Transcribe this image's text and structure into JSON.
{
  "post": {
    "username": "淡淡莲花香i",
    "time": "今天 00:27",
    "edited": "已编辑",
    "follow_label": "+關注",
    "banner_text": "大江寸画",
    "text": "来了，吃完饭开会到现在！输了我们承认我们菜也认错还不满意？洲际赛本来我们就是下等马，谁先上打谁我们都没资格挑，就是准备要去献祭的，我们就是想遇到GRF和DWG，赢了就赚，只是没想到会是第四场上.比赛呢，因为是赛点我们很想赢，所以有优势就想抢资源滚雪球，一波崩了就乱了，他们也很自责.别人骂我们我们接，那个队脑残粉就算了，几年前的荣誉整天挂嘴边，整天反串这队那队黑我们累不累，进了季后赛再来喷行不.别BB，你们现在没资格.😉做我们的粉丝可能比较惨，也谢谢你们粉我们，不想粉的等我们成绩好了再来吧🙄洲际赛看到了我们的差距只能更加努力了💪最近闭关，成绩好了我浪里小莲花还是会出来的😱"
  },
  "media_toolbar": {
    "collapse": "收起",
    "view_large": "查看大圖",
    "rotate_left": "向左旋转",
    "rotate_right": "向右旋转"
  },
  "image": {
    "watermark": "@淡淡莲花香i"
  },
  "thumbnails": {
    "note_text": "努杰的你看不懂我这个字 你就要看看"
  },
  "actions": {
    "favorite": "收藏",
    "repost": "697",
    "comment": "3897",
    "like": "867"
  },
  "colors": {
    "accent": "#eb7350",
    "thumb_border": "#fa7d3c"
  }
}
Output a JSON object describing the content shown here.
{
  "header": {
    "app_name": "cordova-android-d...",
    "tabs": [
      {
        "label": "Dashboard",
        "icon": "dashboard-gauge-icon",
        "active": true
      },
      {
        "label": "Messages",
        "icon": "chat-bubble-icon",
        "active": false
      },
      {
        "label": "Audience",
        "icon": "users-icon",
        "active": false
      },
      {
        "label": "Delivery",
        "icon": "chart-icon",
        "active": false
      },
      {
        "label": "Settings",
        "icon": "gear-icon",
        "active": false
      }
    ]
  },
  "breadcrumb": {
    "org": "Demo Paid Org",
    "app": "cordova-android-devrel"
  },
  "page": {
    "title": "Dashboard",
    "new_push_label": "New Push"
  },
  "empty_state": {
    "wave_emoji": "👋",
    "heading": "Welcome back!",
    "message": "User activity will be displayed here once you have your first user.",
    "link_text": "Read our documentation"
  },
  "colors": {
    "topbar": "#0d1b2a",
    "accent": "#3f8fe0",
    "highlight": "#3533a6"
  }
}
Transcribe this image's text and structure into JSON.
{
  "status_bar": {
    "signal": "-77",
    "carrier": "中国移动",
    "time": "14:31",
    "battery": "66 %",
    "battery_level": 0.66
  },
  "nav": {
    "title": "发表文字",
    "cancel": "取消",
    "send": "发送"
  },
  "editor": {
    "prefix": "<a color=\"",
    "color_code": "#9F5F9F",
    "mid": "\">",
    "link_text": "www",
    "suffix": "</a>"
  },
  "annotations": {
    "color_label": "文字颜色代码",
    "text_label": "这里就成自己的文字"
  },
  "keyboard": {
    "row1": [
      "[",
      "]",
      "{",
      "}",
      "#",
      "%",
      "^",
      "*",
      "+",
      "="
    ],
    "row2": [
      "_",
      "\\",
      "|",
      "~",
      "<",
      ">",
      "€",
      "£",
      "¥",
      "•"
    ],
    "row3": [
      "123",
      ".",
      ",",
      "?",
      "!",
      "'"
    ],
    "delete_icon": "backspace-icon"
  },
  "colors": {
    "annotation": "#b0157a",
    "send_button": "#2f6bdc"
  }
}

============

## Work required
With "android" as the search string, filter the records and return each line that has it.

## Output
    "app_name": "cordova-android-d...",
    "app": "cordova-android-devrel"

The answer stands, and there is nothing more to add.